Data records
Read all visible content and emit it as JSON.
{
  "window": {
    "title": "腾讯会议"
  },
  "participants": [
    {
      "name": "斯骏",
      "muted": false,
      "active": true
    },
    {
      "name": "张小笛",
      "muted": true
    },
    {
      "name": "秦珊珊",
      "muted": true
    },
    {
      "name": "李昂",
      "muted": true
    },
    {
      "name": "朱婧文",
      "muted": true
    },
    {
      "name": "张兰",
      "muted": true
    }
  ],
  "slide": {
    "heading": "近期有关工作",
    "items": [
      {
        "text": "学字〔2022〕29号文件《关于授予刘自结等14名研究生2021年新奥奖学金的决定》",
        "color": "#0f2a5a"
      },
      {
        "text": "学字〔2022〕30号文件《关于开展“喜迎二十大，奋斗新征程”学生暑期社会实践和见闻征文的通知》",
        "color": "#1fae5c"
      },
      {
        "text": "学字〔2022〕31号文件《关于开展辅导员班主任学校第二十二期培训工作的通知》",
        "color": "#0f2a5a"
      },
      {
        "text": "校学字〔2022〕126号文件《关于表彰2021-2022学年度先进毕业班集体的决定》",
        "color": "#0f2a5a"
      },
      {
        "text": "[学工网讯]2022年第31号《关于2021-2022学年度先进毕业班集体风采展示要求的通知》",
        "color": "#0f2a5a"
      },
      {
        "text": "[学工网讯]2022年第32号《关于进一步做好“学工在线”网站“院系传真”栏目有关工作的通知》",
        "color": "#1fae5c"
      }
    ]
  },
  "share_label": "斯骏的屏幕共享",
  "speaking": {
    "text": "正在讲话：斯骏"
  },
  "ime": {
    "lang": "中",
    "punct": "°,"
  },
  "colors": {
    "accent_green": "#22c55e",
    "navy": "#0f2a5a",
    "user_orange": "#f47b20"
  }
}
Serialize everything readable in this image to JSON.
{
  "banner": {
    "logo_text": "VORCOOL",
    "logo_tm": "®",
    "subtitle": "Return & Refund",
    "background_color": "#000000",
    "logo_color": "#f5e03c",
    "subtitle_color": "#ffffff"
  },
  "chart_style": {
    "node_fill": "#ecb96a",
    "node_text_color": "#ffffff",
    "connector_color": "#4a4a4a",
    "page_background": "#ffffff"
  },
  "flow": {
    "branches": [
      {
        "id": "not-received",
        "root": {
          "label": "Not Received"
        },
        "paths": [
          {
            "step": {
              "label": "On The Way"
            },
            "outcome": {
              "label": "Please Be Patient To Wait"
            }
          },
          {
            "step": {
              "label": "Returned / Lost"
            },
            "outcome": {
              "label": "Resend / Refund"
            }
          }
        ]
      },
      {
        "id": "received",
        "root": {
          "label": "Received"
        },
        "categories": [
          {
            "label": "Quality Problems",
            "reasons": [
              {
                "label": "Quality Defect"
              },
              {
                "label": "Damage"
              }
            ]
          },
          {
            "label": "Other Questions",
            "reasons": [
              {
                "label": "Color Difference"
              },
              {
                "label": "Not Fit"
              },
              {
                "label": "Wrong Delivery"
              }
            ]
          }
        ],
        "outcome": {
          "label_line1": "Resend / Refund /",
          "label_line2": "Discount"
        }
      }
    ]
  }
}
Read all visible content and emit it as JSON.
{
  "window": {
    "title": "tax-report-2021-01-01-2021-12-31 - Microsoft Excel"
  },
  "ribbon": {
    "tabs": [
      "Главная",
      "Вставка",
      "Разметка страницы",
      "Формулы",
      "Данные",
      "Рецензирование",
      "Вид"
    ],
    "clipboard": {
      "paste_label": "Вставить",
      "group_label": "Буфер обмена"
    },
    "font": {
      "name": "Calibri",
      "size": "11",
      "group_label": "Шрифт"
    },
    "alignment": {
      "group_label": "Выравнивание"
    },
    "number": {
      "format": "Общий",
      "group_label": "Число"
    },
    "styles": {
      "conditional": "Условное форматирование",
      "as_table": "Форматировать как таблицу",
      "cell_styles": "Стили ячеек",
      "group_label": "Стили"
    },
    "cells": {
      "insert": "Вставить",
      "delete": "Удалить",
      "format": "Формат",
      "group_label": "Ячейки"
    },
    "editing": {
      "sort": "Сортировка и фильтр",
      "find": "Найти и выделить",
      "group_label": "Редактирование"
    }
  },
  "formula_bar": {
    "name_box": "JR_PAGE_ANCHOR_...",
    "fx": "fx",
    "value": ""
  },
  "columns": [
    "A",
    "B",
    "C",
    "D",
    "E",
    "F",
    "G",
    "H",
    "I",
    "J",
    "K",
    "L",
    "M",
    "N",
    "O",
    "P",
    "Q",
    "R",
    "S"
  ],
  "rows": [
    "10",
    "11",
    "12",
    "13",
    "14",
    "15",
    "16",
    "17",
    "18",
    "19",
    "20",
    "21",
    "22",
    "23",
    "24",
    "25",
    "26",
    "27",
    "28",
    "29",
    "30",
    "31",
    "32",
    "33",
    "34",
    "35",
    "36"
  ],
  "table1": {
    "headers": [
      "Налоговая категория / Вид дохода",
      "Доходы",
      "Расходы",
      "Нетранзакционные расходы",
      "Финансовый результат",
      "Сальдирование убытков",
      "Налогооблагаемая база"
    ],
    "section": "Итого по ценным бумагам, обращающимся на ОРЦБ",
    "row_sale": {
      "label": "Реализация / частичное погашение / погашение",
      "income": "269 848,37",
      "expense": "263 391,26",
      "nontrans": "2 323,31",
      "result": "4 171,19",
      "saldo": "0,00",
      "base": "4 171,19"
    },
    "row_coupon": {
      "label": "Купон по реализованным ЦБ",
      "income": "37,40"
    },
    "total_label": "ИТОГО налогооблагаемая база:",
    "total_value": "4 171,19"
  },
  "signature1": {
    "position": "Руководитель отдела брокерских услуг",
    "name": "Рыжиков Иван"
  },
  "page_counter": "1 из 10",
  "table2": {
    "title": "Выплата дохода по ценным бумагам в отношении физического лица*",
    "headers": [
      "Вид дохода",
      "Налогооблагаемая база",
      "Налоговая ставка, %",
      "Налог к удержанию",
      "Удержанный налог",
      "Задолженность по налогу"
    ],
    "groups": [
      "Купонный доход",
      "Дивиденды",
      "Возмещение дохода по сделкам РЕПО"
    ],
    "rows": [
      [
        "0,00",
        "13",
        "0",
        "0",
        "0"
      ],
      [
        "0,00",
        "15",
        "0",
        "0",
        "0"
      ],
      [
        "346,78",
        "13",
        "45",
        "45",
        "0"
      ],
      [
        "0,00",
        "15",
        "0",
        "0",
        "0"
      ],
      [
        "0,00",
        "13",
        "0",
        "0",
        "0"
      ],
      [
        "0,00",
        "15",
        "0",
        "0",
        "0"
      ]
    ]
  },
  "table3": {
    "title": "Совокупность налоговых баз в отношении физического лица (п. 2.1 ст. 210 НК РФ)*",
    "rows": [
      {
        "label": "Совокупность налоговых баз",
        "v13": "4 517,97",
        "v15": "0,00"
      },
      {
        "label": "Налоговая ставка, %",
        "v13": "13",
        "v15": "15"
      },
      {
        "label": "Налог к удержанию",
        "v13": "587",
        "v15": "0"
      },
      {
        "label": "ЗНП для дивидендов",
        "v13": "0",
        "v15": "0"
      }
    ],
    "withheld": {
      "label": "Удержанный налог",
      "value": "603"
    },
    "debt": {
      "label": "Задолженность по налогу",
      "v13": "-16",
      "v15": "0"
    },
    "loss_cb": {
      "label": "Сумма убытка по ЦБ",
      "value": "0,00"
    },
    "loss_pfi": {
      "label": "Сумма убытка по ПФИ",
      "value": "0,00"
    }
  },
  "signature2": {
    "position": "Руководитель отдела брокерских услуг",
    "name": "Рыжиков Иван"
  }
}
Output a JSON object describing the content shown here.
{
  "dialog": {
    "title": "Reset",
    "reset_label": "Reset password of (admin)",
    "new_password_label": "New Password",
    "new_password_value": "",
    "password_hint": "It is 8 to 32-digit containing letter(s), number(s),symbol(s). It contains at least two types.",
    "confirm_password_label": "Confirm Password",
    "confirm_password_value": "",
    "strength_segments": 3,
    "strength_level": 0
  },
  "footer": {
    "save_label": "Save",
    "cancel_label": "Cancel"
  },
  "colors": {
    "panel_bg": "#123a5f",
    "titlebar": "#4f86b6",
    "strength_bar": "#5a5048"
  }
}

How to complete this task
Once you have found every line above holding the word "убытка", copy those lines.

Completed task
      "label": "Сумма убытка по ЦБ",
      "label": "Сумма убытка по ПФИ",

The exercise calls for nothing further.